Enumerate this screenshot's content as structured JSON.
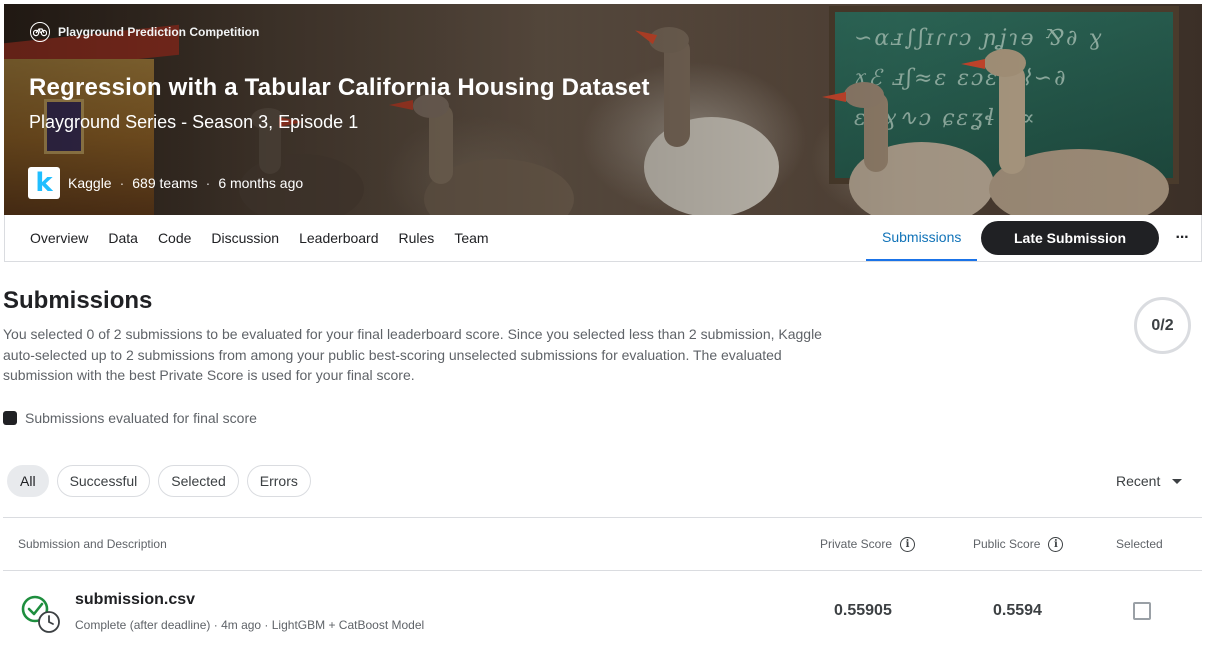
{
  "hero": {
    "competition_type": "Playground Prediction Competition",
    "title": "Regression with a Tabular California Housing Dataset",
    "subtitle": "Playground Series - Season 3, Episode 1",
    "host_name": "Kaggle",
    "host_logo_letter": "k",
    "teams": "689 teams",
    "time_ago": "6 months ago",
    "separator": "·"
  },
  "tabs": {
    "items": [
      "Overview",
      "Data",
      "Code",
      "Discussion",
      "Leaderboard",
      "Rules",
      "Team"
    ],
    "active": "Submissions",
    "late_submission_label": "Late Submission",
    "more_label": "···"
  },
  "page": {
    "title": "Submissions",
    "description": "You selected 0 of 2 submissions to be evaluated for your final leaderboard score. Since you selected less than 2 submission, Kaggle auto-selected up to 2 submissions from among your public best-scoring unselected submissions for evaluation. The evaluated submission with the best Private Score is used for your final score.",
    "counter": "0/2",
    "legend_label": "Submissions evaluated for final score"
  },
  "filters": {
    "chips": [
      "All",
      "Successful",
      "Selected",
      "Errors"
    ],
    "active": "All",
    "sort_label": "Recent"
  },
  "table": {
    "headers": {
      "description": "Submission and Description",
      "private": "Private Score",
      "public": "Public Score",
      "selected": "Selected"
    },
    "rows": [
      {
        "filename": "submission.csv",
        "meta": "Complete (after deadline) · 4m ago · LightGBM + CatBoost Model",
        "private_score": "0.55905",
        "public_score": "0.5594",
        "selected": false
      }
    ]
  },
  "colors": {
    "accent": "#1173b8",
    "dark_button": "#202124",
    "success": "#1e8e3e",
    "kaggle_blue": "#20beff"
  },
  "icons": {
    "competition_type": "bike-icon",
    "status": "check-clock-icon",
    "info": "info-icon",
    "sort": "caret-down-icon"
  }
}
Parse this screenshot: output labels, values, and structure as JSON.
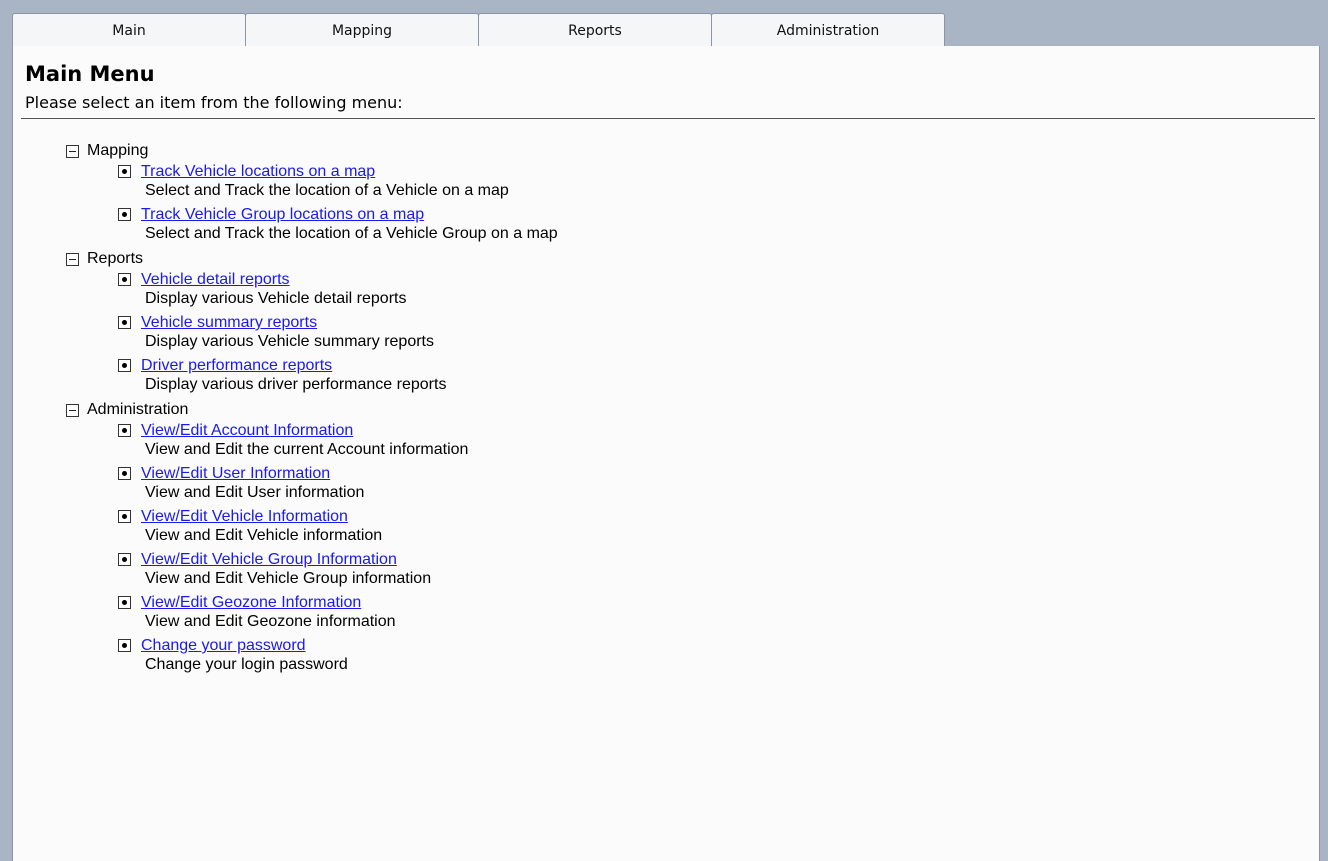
{
  "tabs": [
    {
      "label": "Main"
    },
    {
      "label": "Mapping"
    },
    {
      "label": "Reports"
    },
    {
      "label": "Administration"
    }
  ],
  "page": {
    "title": "Main Menu",
    "subtitle": "Please select an item from the following menu:"
  },
  "sections": [
    {
      "label": "Mapping",
      "items": [
        {
          "link": "Track Vehicle locations on a map",
          "desc": "Select and Track the location of a Vehicle on a map"
        },
        {
          "link": "Track Vehicle Group locations on a map",
          "desc": "Select and Track the location of a Vehicle Group on a map"
        }
      ]
    },
    {
      "label": "Reports",
      "items": [
        {
          "link": "Vehicle detail reports",
          "desc": "Display various Vehicle detail reports"
        },
        {
          "link": "Vehicle summary reports",
          "desc": "Display various Vehicle summary reports"
        },
        {
          "link": "Driver performance reports",
          "desc": "Display various driver performance reports"
        }
      ]
    },
    {
      "label": "Administration",
      "items": [
        {
          "link": "View/Edit Account Information",
          "desc": "View and Edit the current Account information"
        },
        {
          "link": "View/Edit User Information",
          "desc": "View and Edit User information"
        },
        {
          "link": "View/Edit Vehicle Information",
          "desc": "View and Edit Vehicle information"
        },
        {
          "link": "View/Edit Vehicle Group Information",
          "desc": "View and Edit Vehicle Group information"
        },
        {
          "link": "View/Edit Geozone Information",
          "desc": "View and Edit Geozone information"
        },
        {
          "link": "Change your password",
          "desc": "Change your login password"
        }
      ]
    }
  ]
}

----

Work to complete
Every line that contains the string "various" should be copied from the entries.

Problem solution
          "desc": "Display various Vehicle detail reports"
          "desc": "Display various Vehicle summary reports"
          "desc": "Display various driver performance reports"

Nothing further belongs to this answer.